What The? Timur Bekmambetov Directing Moby Dick!
by Alex Billington
September 22, 2008
Out of all the classic movies that could've been remade within the next few years, would anyone have expected Moby Dick to be one of them? And to top that off, Timur Bekmambetov, the Russian filmmaker who brought us Wanted this year, will be directing. As you might have expected (by now), it's going to be a "reimagining" of Herman Melville's classic tale. "Our vision isn't your grandfather's Moby Dick," screenwriter Adam Cooper explained. "This is an opportunity to take a timeless classic and capitalize on the advances in visual effects to tell what at its core is an action-adventure revenge story." I think that means we can expect something as epic and CGI-laden as Peter Jackson's King Kong remake.
Universal Studios reportedly paid in the high six figures for screenwriters Adam Cooper and Bill Collage (both of New York Minute and Accepted previously) to write the screenplay. Apparently their version won't have the first-person narration from Ishmael, instead it's been described as "graphic novel-style." This allows them to depict the whale's destruction of other ships prior to its encounter with Ahab’s Pequod, and Ahab will be depicted more as a charismatic leader than a brooding obsessive. "We wanted to take a graphic novel sensibility to a classic narrative," said Collage.
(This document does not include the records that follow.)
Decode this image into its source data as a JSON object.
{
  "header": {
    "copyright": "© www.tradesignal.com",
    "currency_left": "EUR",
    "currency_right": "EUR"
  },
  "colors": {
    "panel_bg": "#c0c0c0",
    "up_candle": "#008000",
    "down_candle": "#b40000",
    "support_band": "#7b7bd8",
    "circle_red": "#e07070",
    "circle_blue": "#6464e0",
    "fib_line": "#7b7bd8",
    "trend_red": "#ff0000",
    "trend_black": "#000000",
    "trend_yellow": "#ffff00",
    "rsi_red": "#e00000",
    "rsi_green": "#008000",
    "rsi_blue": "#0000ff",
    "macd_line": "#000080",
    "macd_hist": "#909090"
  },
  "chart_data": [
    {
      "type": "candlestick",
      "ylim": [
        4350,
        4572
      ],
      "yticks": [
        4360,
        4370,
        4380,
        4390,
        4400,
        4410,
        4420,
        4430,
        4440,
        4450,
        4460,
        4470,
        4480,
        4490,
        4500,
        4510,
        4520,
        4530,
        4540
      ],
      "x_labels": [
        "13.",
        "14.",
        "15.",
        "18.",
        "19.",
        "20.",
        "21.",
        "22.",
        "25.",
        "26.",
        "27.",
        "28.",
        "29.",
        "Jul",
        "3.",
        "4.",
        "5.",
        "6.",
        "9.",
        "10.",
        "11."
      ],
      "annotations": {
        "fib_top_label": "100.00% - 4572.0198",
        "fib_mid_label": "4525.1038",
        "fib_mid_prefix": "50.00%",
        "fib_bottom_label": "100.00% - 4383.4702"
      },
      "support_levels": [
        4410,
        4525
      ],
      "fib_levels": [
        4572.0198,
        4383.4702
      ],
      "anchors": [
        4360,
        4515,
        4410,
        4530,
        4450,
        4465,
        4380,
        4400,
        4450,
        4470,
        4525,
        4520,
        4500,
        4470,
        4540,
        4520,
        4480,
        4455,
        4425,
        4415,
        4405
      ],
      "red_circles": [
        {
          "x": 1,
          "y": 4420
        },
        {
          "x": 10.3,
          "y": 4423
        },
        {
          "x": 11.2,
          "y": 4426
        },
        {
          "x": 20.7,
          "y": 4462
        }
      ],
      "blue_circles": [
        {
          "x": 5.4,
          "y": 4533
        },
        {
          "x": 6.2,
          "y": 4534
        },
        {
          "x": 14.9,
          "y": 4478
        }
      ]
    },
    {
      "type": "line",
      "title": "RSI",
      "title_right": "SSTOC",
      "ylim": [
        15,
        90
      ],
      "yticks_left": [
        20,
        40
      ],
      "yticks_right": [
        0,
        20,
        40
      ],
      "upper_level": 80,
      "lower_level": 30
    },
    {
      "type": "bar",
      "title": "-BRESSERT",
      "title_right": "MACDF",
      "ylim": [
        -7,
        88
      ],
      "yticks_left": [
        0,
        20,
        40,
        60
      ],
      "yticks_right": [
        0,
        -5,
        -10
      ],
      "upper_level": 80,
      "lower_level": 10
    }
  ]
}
With these kind of production values being put into the project, this is definitely going to be a big "creature feature" tentpole for Universal.
I guess the reason why I'm so taken aback by this news tonight is that I somehow thought Moby Dick was one of those "sacred classics" that would never be remade. But then again, I guess I thought King Kong was one of those, too, and look what happened to that. Or actually, any of these remakes that we've seen in the works recently have all been blasphemy anyway. As I start to calm down and take this in, I'm actually starting to think it might not be as bad as I originally thought? Bekmambetov is a great director, as we saw with Wanted, and reimagining this classic tale might actually be a good idea? Moby Dick was first published in 1851 and has been converted into numerous mediums. Could this be good?